» Extracted information:
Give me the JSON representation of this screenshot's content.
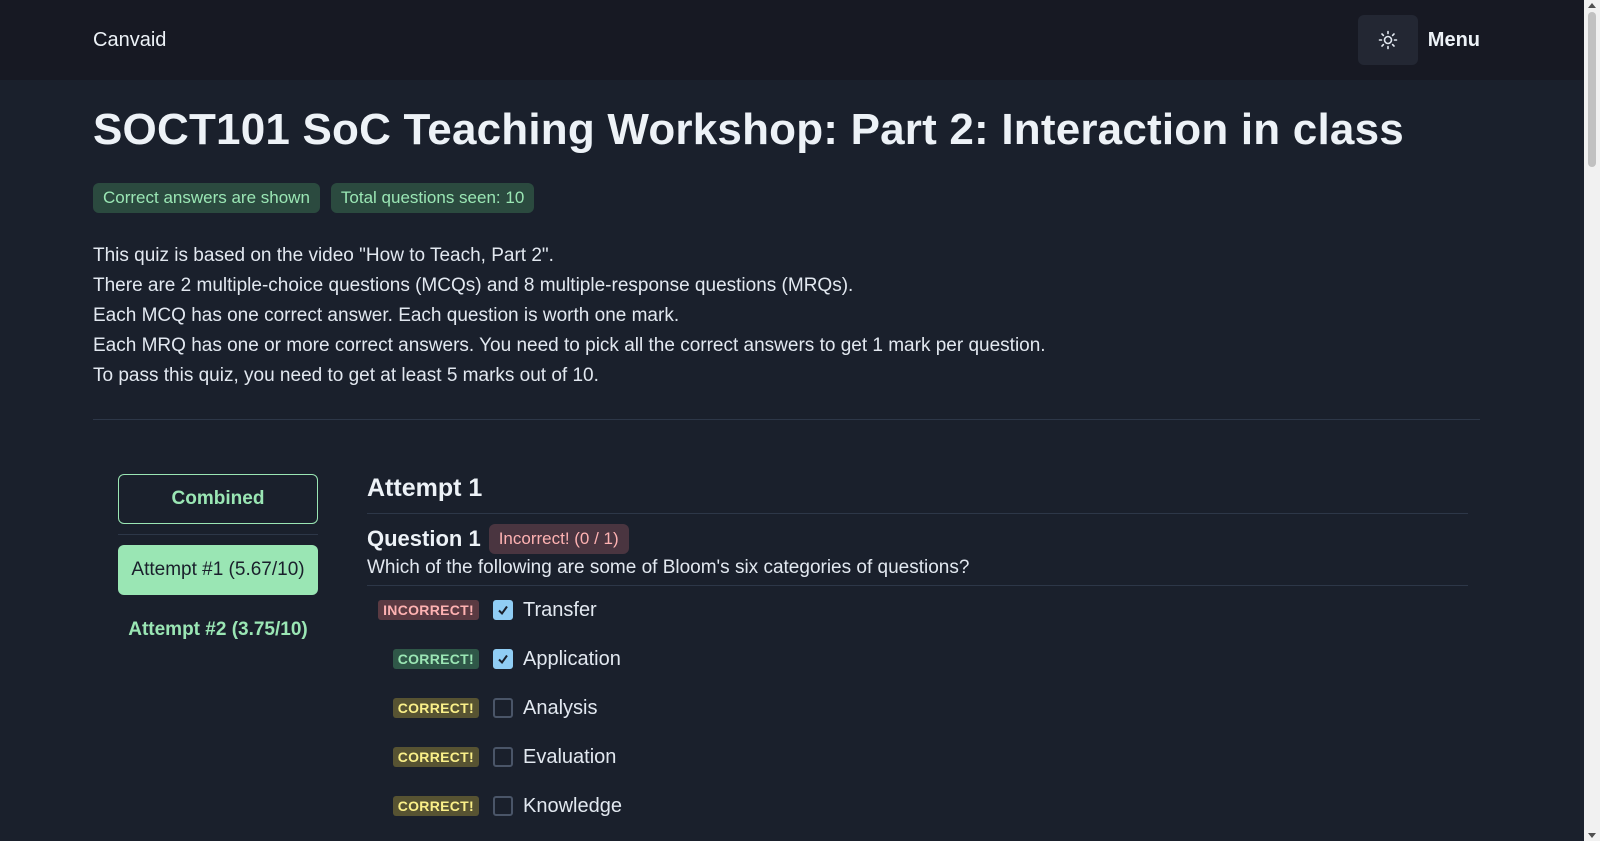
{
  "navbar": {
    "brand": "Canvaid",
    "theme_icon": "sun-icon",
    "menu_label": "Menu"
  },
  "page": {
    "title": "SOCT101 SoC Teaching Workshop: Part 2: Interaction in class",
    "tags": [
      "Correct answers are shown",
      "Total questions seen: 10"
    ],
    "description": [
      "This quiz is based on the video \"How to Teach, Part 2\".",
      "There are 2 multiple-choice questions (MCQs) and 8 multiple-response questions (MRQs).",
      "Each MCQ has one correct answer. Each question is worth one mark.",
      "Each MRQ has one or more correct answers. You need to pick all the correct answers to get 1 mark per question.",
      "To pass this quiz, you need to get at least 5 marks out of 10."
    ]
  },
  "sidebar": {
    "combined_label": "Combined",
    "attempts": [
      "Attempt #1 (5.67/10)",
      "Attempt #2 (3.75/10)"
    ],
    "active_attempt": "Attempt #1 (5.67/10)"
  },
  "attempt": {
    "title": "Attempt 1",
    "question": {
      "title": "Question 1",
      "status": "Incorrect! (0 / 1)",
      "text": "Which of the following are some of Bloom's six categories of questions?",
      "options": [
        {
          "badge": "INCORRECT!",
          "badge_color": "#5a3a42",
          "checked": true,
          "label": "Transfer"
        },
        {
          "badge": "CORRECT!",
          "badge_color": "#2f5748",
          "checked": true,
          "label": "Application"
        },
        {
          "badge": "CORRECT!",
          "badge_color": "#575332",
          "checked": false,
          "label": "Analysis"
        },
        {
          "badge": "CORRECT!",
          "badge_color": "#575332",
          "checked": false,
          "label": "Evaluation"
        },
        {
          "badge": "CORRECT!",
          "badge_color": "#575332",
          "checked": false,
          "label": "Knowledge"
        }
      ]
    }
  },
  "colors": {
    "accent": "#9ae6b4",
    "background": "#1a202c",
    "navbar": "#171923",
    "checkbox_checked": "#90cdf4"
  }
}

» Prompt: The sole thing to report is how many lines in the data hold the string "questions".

» Written response: 3